Guest More than 1 year ago
Across the Wide River is a work of fiction, but based on a real family, the Rankin Family, living in a time of slavery and abolition. The story, with its rich descriptions, draws you into the struggle for freedom so much so that you feel the anquish and intense longing of those desiring freedom and those who work so valiantly to secure that goal. Stephanie Reed introduces us to Lowry Rankin, nothing but a boy in the beginning of the book, who must face constant danger and moral dilemmas when confronted with the reality of the 'family business.' Will he become a preacher and abolitionist like his father? Or will his shyness overtake his desire to help the slaves and preach the Word of God? This is a story of courage and compassion with even a pinch of romance, but most of all - a story that won't be forgotten. Join Lowry in his adventures, and journey Across the Wide River.
Guest More than 1 year ago

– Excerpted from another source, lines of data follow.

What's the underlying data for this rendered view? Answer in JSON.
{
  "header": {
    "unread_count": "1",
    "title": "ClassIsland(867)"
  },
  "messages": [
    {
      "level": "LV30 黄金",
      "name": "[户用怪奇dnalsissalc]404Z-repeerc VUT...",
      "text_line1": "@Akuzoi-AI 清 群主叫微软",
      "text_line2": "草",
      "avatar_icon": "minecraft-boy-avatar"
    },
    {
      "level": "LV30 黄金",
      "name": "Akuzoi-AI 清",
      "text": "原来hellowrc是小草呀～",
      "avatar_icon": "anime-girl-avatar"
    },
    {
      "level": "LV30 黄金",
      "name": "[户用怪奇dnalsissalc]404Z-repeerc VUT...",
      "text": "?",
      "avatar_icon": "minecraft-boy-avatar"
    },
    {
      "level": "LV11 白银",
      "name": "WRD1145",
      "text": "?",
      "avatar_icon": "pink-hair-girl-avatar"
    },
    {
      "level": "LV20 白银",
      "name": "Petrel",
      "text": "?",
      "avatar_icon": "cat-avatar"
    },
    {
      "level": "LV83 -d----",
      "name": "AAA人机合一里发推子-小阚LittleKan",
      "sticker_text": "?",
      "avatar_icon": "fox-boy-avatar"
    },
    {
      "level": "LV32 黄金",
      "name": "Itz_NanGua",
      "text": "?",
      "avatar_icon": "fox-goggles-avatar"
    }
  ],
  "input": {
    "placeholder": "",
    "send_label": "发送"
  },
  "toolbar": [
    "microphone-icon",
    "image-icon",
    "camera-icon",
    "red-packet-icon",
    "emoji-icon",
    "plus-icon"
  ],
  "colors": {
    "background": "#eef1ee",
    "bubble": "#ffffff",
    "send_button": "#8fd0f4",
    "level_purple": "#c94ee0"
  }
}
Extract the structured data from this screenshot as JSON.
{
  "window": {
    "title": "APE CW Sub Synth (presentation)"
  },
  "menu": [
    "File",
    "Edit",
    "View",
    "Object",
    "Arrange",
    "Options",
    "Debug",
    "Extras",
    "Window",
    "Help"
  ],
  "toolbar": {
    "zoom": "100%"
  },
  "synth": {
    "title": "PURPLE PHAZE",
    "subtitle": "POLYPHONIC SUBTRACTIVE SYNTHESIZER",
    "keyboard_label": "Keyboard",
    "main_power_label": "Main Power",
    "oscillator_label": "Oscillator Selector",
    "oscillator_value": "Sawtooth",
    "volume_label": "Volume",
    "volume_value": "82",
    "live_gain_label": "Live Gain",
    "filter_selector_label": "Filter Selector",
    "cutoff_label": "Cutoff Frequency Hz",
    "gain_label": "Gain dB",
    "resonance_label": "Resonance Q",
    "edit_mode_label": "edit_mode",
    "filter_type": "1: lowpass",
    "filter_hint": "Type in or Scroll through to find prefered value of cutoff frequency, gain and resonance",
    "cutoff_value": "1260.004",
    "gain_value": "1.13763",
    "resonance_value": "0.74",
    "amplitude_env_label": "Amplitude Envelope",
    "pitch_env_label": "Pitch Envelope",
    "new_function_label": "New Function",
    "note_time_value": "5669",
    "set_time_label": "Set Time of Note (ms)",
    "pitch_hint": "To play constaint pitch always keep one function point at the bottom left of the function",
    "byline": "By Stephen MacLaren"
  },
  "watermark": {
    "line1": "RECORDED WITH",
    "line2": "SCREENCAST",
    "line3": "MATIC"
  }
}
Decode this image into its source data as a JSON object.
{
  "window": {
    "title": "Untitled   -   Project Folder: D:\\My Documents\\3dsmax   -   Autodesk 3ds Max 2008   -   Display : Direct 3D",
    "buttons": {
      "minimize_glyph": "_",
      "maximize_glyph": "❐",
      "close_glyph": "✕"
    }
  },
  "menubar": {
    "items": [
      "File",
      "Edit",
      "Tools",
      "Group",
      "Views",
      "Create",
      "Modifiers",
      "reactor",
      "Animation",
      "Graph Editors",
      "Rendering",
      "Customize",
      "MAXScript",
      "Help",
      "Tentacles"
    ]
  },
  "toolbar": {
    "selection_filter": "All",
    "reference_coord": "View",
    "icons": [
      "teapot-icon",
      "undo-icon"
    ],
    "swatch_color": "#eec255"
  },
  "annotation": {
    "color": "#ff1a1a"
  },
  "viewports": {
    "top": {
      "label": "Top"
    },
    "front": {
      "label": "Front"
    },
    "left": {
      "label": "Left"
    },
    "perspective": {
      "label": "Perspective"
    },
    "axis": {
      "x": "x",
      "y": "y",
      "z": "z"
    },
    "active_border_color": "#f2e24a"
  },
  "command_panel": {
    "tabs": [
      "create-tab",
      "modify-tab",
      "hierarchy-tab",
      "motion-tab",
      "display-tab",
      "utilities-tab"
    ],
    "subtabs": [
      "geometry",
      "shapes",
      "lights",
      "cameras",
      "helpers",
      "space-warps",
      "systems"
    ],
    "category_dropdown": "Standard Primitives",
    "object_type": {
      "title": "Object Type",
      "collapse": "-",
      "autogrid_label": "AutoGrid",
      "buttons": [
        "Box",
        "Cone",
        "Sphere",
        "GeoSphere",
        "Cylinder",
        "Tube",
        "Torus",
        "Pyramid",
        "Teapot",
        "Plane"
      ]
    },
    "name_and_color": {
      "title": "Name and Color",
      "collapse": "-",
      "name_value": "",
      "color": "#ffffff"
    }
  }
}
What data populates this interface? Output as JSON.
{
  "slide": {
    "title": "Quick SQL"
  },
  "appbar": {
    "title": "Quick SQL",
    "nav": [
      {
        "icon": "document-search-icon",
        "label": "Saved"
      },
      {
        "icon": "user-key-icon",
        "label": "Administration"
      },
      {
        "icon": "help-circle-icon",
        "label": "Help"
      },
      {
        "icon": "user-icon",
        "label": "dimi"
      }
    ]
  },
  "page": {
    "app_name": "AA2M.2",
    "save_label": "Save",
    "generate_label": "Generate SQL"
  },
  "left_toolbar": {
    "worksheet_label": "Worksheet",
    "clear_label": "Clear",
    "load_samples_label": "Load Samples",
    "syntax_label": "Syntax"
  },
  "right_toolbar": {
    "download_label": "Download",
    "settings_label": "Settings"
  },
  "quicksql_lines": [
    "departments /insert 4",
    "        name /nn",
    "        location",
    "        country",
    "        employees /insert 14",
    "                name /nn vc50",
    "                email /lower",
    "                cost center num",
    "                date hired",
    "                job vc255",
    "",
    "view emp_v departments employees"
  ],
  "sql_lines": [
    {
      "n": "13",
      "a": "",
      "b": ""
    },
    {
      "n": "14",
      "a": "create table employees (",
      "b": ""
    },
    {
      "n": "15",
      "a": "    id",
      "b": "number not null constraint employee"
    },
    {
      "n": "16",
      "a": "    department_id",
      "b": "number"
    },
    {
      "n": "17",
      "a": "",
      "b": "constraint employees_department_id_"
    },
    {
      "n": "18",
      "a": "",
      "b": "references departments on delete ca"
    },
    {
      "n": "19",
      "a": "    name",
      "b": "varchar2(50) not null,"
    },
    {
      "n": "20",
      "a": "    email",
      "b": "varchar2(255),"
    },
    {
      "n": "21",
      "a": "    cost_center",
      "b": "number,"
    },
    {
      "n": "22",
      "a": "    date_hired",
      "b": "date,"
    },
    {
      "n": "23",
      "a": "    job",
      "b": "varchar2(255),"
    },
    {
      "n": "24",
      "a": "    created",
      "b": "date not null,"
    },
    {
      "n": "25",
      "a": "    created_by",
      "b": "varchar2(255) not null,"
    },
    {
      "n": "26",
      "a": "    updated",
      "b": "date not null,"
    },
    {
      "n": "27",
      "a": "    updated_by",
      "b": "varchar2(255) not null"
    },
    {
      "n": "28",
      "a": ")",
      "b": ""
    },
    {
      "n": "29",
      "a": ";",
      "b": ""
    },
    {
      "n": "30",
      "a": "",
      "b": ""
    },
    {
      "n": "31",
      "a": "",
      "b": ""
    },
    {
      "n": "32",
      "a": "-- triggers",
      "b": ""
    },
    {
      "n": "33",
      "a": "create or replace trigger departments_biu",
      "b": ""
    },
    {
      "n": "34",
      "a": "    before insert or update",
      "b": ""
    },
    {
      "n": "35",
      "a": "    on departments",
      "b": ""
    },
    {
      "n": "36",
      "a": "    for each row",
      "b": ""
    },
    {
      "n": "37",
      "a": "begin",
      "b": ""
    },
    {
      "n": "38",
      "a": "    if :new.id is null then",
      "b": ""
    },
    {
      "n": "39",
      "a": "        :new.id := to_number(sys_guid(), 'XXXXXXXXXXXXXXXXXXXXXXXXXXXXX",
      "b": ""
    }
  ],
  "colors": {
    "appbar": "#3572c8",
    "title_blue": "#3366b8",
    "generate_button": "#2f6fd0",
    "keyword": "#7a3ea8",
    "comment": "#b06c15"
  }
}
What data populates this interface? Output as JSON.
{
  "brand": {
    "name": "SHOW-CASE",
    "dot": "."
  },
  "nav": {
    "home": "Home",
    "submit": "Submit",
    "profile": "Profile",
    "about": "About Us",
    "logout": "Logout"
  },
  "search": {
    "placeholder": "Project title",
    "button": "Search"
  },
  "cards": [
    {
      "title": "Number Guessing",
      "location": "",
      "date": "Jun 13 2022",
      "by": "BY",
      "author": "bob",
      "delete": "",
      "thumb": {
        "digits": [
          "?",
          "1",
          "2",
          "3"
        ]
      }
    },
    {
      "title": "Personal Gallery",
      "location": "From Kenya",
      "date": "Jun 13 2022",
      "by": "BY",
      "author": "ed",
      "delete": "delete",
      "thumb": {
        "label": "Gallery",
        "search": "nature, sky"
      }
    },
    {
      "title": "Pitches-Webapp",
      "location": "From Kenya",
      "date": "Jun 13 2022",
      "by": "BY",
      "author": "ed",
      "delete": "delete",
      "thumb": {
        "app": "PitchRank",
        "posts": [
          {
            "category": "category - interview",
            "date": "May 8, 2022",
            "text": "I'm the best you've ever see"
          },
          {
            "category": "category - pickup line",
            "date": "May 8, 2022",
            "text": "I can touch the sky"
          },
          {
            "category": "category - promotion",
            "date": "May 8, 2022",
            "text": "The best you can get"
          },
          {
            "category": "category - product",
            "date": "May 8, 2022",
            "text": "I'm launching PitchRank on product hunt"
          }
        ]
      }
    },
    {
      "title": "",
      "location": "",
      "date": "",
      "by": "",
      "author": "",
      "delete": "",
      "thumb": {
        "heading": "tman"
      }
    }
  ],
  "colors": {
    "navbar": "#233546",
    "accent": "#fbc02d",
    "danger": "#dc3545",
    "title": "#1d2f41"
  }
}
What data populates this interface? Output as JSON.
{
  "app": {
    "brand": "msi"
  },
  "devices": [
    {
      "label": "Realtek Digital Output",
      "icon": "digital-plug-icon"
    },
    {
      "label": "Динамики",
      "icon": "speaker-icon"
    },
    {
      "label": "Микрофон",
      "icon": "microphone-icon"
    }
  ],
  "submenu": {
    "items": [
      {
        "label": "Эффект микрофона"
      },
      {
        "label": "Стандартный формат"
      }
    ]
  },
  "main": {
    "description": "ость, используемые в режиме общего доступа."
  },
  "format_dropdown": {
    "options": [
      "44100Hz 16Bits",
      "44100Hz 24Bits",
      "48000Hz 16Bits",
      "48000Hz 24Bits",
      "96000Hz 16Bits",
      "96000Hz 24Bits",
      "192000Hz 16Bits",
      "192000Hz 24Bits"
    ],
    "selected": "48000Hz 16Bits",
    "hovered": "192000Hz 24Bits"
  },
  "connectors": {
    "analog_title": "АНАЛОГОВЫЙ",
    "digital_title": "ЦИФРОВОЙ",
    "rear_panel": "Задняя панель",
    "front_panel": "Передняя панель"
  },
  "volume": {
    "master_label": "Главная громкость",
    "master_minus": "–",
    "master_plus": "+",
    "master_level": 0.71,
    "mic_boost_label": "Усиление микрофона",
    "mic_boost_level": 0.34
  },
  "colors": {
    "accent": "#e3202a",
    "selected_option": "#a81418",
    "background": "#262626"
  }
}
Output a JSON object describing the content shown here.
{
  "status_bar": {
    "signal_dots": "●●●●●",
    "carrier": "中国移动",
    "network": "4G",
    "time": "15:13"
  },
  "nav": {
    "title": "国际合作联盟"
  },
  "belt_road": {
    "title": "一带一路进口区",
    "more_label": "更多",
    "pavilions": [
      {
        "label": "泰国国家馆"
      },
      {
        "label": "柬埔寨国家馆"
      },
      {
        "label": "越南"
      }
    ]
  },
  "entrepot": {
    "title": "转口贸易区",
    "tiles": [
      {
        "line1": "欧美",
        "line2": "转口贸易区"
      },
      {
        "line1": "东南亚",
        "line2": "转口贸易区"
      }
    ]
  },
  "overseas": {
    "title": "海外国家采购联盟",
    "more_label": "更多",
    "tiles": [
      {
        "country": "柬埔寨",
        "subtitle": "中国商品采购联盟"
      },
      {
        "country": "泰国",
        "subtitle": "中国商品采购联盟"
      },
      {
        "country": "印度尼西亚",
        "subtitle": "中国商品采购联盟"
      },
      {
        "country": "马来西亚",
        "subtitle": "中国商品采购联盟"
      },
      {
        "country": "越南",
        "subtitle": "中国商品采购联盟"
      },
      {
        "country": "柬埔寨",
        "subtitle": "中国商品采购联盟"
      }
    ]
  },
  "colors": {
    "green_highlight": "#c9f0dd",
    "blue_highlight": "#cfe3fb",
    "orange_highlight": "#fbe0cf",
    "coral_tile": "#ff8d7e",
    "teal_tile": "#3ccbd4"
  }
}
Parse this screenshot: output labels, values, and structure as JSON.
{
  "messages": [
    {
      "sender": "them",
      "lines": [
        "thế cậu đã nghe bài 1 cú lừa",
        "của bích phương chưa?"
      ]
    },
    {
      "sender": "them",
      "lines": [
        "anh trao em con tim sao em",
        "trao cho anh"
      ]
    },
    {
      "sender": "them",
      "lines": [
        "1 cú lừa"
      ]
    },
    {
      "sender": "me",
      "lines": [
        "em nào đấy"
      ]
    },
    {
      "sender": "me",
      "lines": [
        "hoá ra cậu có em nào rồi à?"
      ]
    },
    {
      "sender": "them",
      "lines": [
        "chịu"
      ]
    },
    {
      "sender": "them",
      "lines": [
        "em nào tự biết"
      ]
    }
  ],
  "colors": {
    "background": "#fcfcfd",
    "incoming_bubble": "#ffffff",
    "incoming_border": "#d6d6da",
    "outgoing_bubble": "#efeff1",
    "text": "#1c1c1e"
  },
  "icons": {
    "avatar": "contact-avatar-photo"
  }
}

Though this is considered fiction, it is more like truth wrapped in fiction elements. The story is true and told in a way that draws the reader into the struggle for freedom, the role of the Underground Railroad and one family on that journey. The story follows the early life of a very real historical person, Lowry Rankin, his growth into becoming a part of his parent¿s mission to rescue slaves and send them north. It is a story of incredible courage and endurance, of struggle and conscience. This is a story, a real story that we must not forget, told with compassion and a feel for the time and the people. This should be in every school and library.